[[ Data provided, beginning ]]

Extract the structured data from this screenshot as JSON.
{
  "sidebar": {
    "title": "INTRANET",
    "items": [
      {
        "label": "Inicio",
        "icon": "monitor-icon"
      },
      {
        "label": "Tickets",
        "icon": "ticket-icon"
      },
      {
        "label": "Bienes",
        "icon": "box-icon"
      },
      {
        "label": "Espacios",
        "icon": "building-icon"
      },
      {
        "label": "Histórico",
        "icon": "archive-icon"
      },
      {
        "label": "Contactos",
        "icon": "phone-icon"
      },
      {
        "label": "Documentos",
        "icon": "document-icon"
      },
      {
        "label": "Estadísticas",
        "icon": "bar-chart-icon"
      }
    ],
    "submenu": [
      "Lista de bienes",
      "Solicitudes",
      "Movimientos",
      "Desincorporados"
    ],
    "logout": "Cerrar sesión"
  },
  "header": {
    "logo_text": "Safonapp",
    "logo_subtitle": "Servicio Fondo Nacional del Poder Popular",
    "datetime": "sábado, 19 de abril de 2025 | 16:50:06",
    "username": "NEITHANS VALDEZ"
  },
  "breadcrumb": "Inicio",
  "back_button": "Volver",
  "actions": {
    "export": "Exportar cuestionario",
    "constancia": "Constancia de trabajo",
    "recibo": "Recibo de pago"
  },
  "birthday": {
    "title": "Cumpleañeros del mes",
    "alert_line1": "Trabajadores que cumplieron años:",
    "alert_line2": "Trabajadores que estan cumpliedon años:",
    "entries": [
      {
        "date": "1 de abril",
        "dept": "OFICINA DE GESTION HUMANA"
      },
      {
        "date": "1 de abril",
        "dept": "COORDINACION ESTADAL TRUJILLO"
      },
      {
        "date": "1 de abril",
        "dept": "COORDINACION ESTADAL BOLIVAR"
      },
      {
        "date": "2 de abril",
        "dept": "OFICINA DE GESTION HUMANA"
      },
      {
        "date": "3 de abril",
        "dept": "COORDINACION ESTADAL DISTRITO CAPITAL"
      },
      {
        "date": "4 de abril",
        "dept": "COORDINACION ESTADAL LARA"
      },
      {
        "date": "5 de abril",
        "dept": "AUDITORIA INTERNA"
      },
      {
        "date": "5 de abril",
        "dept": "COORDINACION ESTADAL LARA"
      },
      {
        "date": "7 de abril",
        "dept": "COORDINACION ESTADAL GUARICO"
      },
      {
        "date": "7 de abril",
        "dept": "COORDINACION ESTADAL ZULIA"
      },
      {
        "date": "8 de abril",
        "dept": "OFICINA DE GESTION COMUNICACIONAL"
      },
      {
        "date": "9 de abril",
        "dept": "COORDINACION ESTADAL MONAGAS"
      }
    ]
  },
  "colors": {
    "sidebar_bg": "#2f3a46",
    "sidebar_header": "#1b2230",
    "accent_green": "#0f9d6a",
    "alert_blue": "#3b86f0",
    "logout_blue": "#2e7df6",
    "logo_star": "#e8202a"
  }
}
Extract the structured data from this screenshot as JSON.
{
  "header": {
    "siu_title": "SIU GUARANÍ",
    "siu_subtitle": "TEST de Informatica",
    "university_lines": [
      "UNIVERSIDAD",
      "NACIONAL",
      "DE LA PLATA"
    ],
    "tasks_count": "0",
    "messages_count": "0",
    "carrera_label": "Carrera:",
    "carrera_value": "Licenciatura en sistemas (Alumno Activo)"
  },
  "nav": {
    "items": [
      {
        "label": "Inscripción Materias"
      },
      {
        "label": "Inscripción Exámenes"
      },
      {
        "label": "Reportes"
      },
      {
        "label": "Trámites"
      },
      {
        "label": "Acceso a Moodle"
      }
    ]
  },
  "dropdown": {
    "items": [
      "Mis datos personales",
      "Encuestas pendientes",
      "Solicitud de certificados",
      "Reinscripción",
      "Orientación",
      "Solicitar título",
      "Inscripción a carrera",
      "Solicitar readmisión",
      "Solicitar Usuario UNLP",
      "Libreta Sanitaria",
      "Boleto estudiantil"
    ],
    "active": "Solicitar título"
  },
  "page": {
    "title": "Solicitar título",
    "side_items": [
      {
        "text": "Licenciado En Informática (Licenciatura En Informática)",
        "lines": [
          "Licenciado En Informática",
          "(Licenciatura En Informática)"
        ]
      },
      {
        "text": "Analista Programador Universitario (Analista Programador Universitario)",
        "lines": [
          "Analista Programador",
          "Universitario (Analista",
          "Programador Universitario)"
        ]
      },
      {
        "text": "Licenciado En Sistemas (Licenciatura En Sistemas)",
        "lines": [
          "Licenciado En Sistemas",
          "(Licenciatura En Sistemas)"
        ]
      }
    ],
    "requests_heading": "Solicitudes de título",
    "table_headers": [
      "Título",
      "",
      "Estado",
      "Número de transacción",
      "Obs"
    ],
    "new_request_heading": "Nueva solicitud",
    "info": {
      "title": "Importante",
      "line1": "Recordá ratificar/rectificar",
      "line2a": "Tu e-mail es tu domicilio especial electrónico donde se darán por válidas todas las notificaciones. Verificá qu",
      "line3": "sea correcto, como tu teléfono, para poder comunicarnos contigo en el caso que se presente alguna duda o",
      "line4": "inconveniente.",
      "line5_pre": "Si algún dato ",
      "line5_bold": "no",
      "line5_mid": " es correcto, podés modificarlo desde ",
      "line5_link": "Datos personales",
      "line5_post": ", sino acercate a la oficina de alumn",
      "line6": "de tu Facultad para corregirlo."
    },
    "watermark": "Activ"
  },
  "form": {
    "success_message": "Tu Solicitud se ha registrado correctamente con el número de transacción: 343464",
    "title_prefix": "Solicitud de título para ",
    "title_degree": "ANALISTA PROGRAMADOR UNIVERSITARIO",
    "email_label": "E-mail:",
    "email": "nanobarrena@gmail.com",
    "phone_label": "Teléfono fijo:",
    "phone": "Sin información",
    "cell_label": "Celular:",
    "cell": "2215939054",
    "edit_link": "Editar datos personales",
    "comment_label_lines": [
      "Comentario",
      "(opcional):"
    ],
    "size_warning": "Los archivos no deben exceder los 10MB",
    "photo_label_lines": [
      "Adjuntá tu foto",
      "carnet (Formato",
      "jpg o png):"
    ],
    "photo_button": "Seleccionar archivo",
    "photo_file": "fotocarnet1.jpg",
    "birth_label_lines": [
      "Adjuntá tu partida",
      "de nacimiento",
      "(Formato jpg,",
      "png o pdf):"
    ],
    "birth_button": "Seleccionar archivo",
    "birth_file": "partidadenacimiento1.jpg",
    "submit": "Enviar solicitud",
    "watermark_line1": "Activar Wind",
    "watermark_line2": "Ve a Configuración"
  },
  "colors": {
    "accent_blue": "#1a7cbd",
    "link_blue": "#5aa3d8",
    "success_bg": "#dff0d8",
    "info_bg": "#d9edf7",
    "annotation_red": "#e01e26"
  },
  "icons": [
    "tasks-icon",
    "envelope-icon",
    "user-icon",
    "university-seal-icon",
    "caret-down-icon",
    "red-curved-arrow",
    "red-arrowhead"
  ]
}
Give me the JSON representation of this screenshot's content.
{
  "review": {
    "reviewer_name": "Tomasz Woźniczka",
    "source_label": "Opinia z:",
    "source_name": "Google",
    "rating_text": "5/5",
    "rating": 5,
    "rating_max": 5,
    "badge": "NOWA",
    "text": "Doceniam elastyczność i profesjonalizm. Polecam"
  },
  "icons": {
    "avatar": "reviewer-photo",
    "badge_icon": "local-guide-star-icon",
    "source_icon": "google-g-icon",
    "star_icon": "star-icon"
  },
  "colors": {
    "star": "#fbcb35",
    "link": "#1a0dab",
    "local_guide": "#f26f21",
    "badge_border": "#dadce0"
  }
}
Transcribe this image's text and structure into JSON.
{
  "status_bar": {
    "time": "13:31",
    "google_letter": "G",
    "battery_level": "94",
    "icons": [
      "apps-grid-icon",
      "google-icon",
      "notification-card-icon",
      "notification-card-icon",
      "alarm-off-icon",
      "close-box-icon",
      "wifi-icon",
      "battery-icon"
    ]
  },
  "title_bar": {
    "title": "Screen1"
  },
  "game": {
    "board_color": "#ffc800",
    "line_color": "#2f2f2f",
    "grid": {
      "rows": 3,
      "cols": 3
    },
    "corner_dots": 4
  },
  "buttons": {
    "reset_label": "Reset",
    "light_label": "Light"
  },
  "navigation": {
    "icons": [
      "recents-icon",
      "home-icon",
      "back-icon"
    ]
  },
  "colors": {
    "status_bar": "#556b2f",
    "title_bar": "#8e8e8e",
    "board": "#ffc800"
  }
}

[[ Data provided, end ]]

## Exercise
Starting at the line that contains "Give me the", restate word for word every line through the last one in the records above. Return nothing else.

## Result of this task
Give me the JSON representation of this screenshot's content.
{
  "review": {
    "reviewer_name": "Tomasz Woźniczka",
    "source_label": "Opinia z:",
    "source_name": "Google",
    "rating_text": "5/5",
    "rating": 5,
    "rating_max": 5,
    "badge": "NOWA",
    "text": "Doceniam elastyczność i profesjonalizm. Polecam"
  },
  "icons": {
    "avatar": "reviewer-photo",
    "badge_icon": "local-guide-star-icon",
    "source_icon": "google-g-icon",
    "star_icon": "star-icon"
  },
  "colors": {
    "star": "#fbcb35",
    "link": "#1a0dab",
    "local_guide": "#f26f21",
    "badge_border": "#dadce0"
  }
}
Transcribe this image's text and structure into JSON.
{
  "status_bar": {
    "time": "13:31",
    "google_letter": "G",
    "battery_level": "94",
    "icons": [
      "apps-grid-icon",
      "google-icon",
      "notification-card-icon",
      "notification-card-icon",
      "alarm-off-icon",
      "close-box-icon",
      "wifi-icon",
      "battery-icon"
    ]
  },
  "title_bar": {
    "title": "Screen1"
  },
  "game": {
    "board_color": "#ffc800",
    "line_color": "#2f2f2f",
    "grid": {
      "rows": 3,
      "cols": 3
    },
    "corner_dots": 4
  },
  "buttons": {
    "reset_label": "Reset",
    "light_label": "Light"
  },
  "navigation": {
    "icons": [
      "recents-icon",
      "home-icon",
      "back-icon"
    ]
  },
  "colors": {
    "status_bar": "#556b2f",
    "title_bar": "#8e8e8e",
    "board": "#ffc800"
  }
}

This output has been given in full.